He claimed that focusing on emissions reductions, to which Africans contribute the least, is not the most sensible course of action. Instead, emphasis should be placed on increasing capacity for solar energy, using electric vehicles, and altering how resources are extracted from the continent.
He claims that after mining, the minerals are sold to Asia, where they are processed before being exported to other regions of the world. He claimed that this could not go on and that Africa needed to process its mineral resources as well so that value could be captured before exports and that it could increase its mining capability.
Africa has to increase its mining capability, more minerals should be found, mined, and processed on the continent, according to Zubairu. Infrastructure capacity will rise with increased investments in adaptation.
Sudanese philanthropist Mo Ibrahim spoke forcefully for energy justice during the same panel discussion. He explained to the audience that a country’s carbon emissions increase with its level of development.
“You cannot discuss environmental justice without addressing energy justice,” he asserts.
Despite being the lowest contributors to CO2 emissions, Africans are the ones most impacted by climate change.

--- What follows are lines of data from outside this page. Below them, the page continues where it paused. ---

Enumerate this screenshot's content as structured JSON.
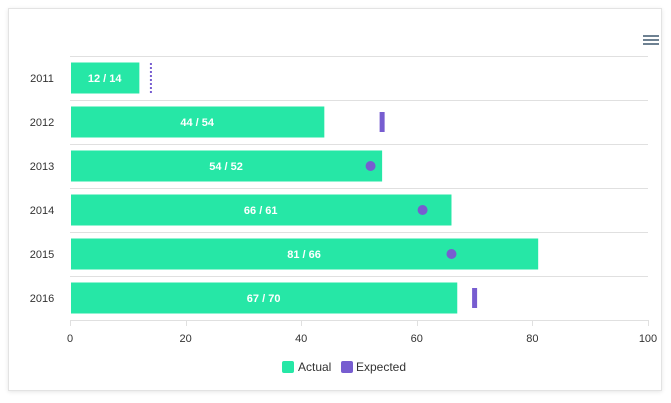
{
  "chart_data": {
    "type": "bar",
    "orientation": "horizontal",
    "categories": [
      "2011",
      "2012",
      "2013",
      "2014",
      "2015",
      "2016"
    ],
    "series": [
      {
        "name": "Actual",
        "values": [
          12,
          44,
          54,
          66,
          81,
          67
        ],
        "color": "#26e7a6"
      },
      {
        "name": "Expected",
        "values": [
          14,
          54,
          52,
          61,
          66,
          70
        ],
        "color": "#775dd0"
      }
    ],
    "markers": [
      "dotted-line",
      "line",
      "circle",
      "circle",
      "circle",
      "line"
    ],
    "data_labels": [
      "12 / 14",
      "44 / 54",
      "54 / 52",
      "66 / 61",
      "81 / 66",
      "67 / 70"
    ],
    "x_ticks": [
      "0",
      "20",
      "40",
      "60",
      "80",
      "100"
    ],
    "xlim": [
      0,
      100
    ],
    "grid": "horizontal",
    "legend_position": "bottom"
  },
  "toolbar": {
    "menu_icon": "hamburger-menu-icon"
  }
}
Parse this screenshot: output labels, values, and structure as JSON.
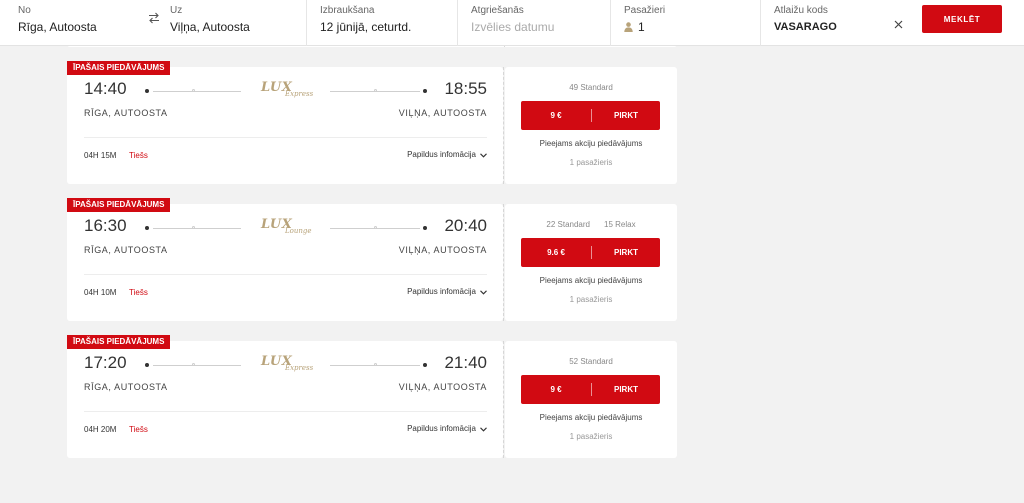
{
  "search": {
    "from": {
      "label": "No",
      "value": "Rīga, Autoosta"
    },
    "to": {
      "label": "Uz",
      "value": "Viļņa, Autoosta"
    },
    "departure": {
      "label": "Izbraukšana",
      "value": "12 jūnijā, ceturtd."
    },
    "return": {
      "label": "Atgriešanās",
      "placeholder": "Izvēlies datumu"
    },
    "passengers": {
      "label": "Pasažieri",
      "value": "1"
    },
    "promo": {
      "label": "Atlaižu kods",
      "value": "VASARAGO"
    },
    "button": "MEKLĒT"
  },
  "icons": {
    "swap": "swap-icon",
    "clear": "close-icon",
    "person": "person-icon",
    "expand": "chevron-down-icon"
  },
  "colors": {
    "accent": "#d10a12",
    "background": "#f2f2f2",
    "card": "#ffffff"
  },
  "trips": [
    {
      "badge": "ĪPAŠAIS PIEDĀVĀJUMS",
      "dep_time": "14:40",
      "arr_time": "18:55",
      "dep_place": "RĪGA, AUTOOSTA",
      "arr_place": "VIĻŅA, AUTOOSTA",
      "logo_main": "LUX",
      "logo_sub": "Express",
      "duration": "04H 15M",
      "direct": "Tiešs",
      "more": "Papildus infomācija",
      "seats": [
        "49 Standard"
      ],
      "price": "9 €",
      "buy": "PIRKT",
      "promo": "Pieejams akciju piedāvājums",
      "pax": "1 pasažieris"
    },
    {
      "badge": "ĪPAŠAIS PIEDĀVĀJUMS",
      "dep_time": "16:30",
      "arr_time": "20:40",
      "dep_place": "RĪGA, AUTOOSTA",
      "arr_place": "VIĻŅA, AUTOOSTA",
      "logo_main": "LUX",
      "logo_sub": "Lounge",
      "duration": "04H 10M",
      "direct": "Tiešs",
      "more": "Papildus infomācija",
      "seats": [
        "22 Standard",
        "15 Relax"
      ],
      "price": "9.6 €",
      "buy": "PIRKT",
      "promo": "Pieejams akciju piedāvājums",
      "pax": "1 pasažieris"
    },
    {
      "badge": "ĪPAŠAIS PIEDĀVĀJUMS",
      "dep_time": "17:20",
      "arr_time": "21:40",
      "dep_place": "RĪGA, AUTOOSTA",
      "arr_place": "VIĻŅA, AUTOOSTA",
      "logo_main": "LUX",
      "logo_sub": "Express",
      "duration": "04H 20M",
      "direct": "Tiešs",
      "more": "Papildus infomācija",
      "seats": [
        "52 Standard"
      ],
      "price": "9 €",
      "buy": "PIRKT",
      "promo": "Pieejams akciju piedāvājums",
      "pax": "1 pasažieris"
    }
  ]
}
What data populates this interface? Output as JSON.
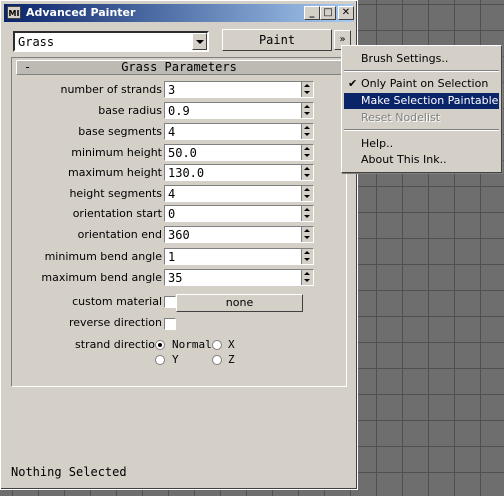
{
  "window": {
    "title": "Advanced Painter",
    "icon_text": "MI",
    "min_glyph": "_",
    "max_glyph": "□",
    "close_glyph": "✕"
  },
  "toolbar": {
    "brush_select_value": "Grass",
    "paint_label": "Paint",
    "more_glyph": "»"
  },
  "rollout": {
    "collapse_glyph": "-",
    "title": "Grass Parameters",
    "params": [
      {
        "label": "number of strands",
        "value": "3"
      },
      {
        "label": "base radius",
        "value": "0.9"
      },
      {
        "label": "base segments",
        "value": "4"
      },
      {
        "label": "minimum height",
        "value": "50.0"
      },
      {
        "label": "maximum height",
        "value": "130.0"
      },
      {
        "label": "height segments",
        "value": "4"
      },
      {
        "label": "orientation start",
        "value": "0"
      },
      {
        "label": "orientation end",
        "value": "360"
      },
      {
        "label": "minimum bend angle",
        "value": "1"
      },
      {
        "label": "maximum bend angle",
        "value": "35"
      }
    ],
    "custom_material_label": "custom material",
    "custom_material_button": "none",
    "reverse_direction_label": "reverse direction",
    "strand_direction_label": "strand direction",
    "strand_direction_options": [
      "Normal",
      "X",
      "Y",
      "Z"
    ],
    "strand_direction_selected": "Normal"
  },
  "status_text": "Nothing Selected",
  "menu": {
    "items": [
      {
        "label": "Brush Settings..",
        "checked": false,
        "selected": false,
        "disabled": false
      },
      {
        "label": "Only Paint on Selection",
        "checked": true,
        "selected": false,
        "disabled": false
      },
      {
        "label": "Make Selection Paintable",
        "checked": false,
        "selected": true,
        "disabled": false
      },
      {
        "label": "Reset Nodelist",
        "checked": false,
        "selected": false,
        "disabled": true
      },
      {
        "label": "Help..",
        "checked": false,
        "selected": false,
        "disabled": false
      },
      {
        "label": "About This Ink..",
        "checked": false,
        "selected": false,
        "disabled": false
      }
    ],
    "check_glyph": "✔"
  },
  "colors": {
    "titlebar_start": "#0a246a",
    "titlebar_end": "#a6caf0",
    "menu_highlight": "#0a246a",
    "dialog_face": "#d4d0c8",
    "viewport_bg": "#6e6e6e"
  }
}
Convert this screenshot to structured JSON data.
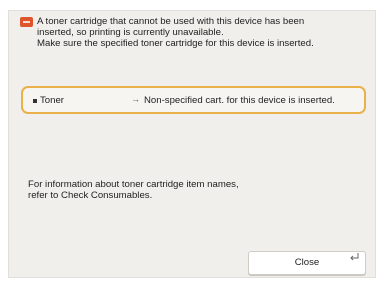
{
  "message": {
    "icon": "error-icon",
    "lines": [
      "A toner cartridge that cannot be used with this device has been",
      "inserted, so printing is currently unavailable.",
      "Make sure the specified toner cartridge for this device is inserted."
    ]
  },
  "status_item": {
    "name": "Toner",
    "arrow": "→",
    "status": "Non-specified cart. for this device is inserted."
  },
  "info": {
    "lines": [
      "For information about toner cartridge item names,",
      "refer to Check Consumables."
    ]
  },
  "close_button": {
    "label": "Close",
    "icon": "enter-icon"
  },
  "colors": {
    "panel_bg": "#f1efec",
    "highlight_border": "#eab04a",
    "error_icon": "#e0542c"
  }
}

Desertification causes disputes between farmers and herders throughout Africa; these conflicts are distinguished by violence in Sudan and Nigeria due to environmental implications.
Africans are suffering as a result of external causes which Zubairu says he finds absurd that some people traveled to Glasgow last year and made the decision to stop funding worldwide fossil fuel projects. 600 million people in Africa lack access to electricity.
On the continent, there would be no jobs, no healthcare, and no education. Without regard for what the global South needs, the global North constantly discusses and makes decisions.
We are not allowed to use our gas, even though Europe receives half of the natural gas produced in Africa. This type of injustice must end; without Africans’ participation at the table, no one should discuss justice, he alleges.
Heineken Invites Graduates for Finance Mgt Program in Cairo
“Graduates are invited to apply for Heineken’s Finance Management Trainee Program in Cairo.”
Graduates are invited to apply for Heineken’s Finance Management Trainee Program in Cairo.
The Heineken Finance Management Trainee Program is now taking applications, and young graduates who are eager and ambitious are encouraged to apply. Graduates will have a variety of professional opportunities as a result.
The program is designed to provide you early responsibility and enable you to get started right away. Additionally, a portion of your time will be dedicated to job-specific training to ensure that you have the skills you need as an employee for our organization.
Graduates of the trainee program will have the opportunity to receive regular feedback as well as training from knowledgeable coaches.
The program going by its details takes place in Cairo, Egypt; the North section of Africa and its basically centered on those in the Finance field with a Bachelor’s degree qualification. The program is intended to run for 2 years with the application date closing 30th November 2022.
The Heineken scheme covers people of different nationalities.
Rotations among the Finance department’s duties are part of the Management Trainee Program. To guarantee that the joiners have access to a variety of learning and development opportunities, you will be given a specific assignment for each role.
To apply, click here
Technology3 months ago
MTN set to grant a Nigerian Musician a payday for illegally using his Song
Technology15 hours ago
Well Paying roles in Africa’s Digital Space
Technology5 days ago
Iyin Aboyeji, Shola Akinlade, Ola Brown get FG’s highest national awards [Full List]
Technology15 hours ago
Microsoft mulls over the idea of Investing in Zupee
Technology15 hours ago
A thing or two about Cinema HD
Technology18 hours ago
Bitcoin defies the Odds with $20,000 increase
Immigration5 days ago
HSE offers €4,000 relocation allowance for health staff to work in Ireland
Finance6 days ago
Nigeria’s economy worsens as World Bank approves $750M loan